Exact copies of all the entries are required.

[[ Given records open ]]

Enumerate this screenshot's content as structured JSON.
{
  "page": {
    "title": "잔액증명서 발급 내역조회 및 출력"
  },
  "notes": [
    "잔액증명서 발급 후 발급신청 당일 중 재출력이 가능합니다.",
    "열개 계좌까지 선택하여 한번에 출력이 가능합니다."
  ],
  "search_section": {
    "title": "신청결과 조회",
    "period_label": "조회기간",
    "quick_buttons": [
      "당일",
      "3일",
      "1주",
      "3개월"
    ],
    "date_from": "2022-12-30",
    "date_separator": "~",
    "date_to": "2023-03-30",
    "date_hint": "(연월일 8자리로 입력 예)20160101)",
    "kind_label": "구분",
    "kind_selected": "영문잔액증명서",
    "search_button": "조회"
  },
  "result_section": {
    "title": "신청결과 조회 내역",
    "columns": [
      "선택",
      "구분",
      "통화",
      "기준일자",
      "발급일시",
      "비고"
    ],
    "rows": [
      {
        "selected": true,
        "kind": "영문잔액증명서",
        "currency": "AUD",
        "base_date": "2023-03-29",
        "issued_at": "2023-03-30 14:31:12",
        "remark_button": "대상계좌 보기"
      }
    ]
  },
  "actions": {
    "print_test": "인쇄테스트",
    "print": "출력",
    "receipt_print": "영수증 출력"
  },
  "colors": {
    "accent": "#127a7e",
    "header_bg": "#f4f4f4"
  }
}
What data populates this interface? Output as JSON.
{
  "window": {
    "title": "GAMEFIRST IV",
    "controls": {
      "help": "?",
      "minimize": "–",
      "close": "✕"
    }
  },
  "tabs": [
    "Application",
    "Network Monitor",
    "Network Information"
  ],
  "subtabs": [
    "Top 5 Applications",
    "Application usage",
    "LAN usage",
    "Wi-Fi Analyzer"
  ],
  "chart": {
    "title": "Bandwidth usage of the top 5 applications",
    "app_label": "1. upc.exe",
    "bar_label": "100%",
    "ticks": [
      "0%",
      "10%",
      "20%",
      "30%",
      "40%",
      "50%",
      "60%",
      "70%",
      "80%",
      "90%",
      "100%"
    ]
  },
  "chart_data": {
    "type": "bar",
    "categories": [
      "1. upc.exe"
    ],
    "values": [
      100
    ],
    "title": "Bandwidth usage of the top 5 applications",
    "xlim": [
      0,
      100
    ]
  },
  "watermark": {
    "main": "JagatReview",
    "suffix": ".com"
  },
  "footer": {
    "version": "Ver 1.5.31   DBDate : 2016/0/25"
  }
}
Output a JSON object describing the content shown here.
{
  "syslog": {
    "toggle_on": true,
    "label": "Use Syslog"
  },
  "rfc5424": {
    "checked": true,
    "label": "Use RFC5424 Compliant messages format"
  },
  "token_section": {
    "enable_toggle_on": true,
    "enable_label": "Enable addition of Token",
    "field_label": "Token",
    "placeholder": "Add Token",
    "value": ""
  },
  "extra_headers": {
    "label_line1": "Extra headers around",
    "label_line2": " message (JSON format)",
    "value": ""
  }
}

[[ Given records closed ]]

> **Exercise result**:
Enumerate this screenshot's content as structured JSON.
{
  "page": {
    "title": "잔액증명서 발급 내역조회 및 출력"
  },
  "notes": [
    "잔액증명서 발급 후 발급신청 당일 중 재출력이 가능합니다.",
    "열개 계좌까지 선택하여 한번에 출력이 가능합니다."
  ],
  "search_section": {
    "title": "신청결과 조회",
    "period_label": "조회기간",
    "quick_buttons": [
      "당일",
      "3일",
      "1주",
      "3개월"
    ],
    "date_from": "2022-12-30",
    "date_separator": "~",
    "date_to": "2023-03-30",
    "date_hint": "(연월일 8자리로 입력 예)20160101)",
    "kind_label": "구분",
    "kind_selected": "영문잔액증명서",
    "search_button": "조회"
  },
  "result_section": {
    "title": "신청결과 조회 내역",
    "columns": [
      "선택",
      "구분",
      "통화",
      "기준일자",
      "발급일시",
      "비고"
    ],
    "rows": [
      {
        "selected": true,
        "kind": "영문잔액증명서",
        "currency": "AUD",
        "base_date": "2023-03-29",
        "issued_at": "2023-03-30 14:31:12",
        "remark_button": "대상계좌 보기"
      }
    ]
  },
  "actions": {
    "print_test": "인쇄테스트",
    "print": "출력",
    "receipt_print": "영수증 출력"
  },
  "colors": {
    "accent": "#127a7e",
    "header_bg": "#f4f4f4"
  }
}
What data populates this interface? Output as JSON.
{
  "window": {
    "title": "GAMEFIRST IV",
    "controls": {
      "help": "?",
      "minimize": "–",
      "close": "✕"
    }
  },
  "tabs": [
    "Application",
    "Network Monitor",
    "Network Information"
  ],
  "subtabs": [
    "Top 5 Applications",
    "Application usage",
    "LAN usage",
    "Wi-Fi Analyzer"
  ],
  "chart": {
    "title": "Bandwidth usage of the top 5 applications",
    "app_label": "1. upc.exe",
    "bar_label": "100%",
    "ticks": [
      "0%",
      "10%",
      "20%",
      "30%",
      "40%",
      "50%",
      "60%",
      "70%",
      "80%",
      "90%",
      "100%"
    ]
  },
  "chart_data": {
    "type": "bar",
    "categories": [
      "1. upc.exe"
    ],
    "values": [
      100
    ],
    "title": "Bandwidth usage of the top 5 applications",
    "xlim": [
      0,
      100
    ]
  },
  "watermark": {
    "main": "JagatReview",
    "suffix": ".com"
  },
  "footer": {
    "version": "Ver 1.5.31   DBDate : 2016/0/25"
  }
}
Output a JSON object describing the content shown here.
{
  "syslog": {
    "toggle_on": true,
    "label": "Use Syslog"
  },
  "rfc5424": {
    "checked": true,
    "label": "Use RFC5424 Compliant messages format"
  },
  "token_section": {
    "enable_toggle_on": true,
    "enable_label": "Enable addition of Token",
    "field_label": "Token",
    "placeholder": "Add Token",
    "value": ""
  },
  "extra_headers": {
    "label_line1": "Extra headers around",
    "label_line2": " message (JSON format)",
    "value": ""
  }
}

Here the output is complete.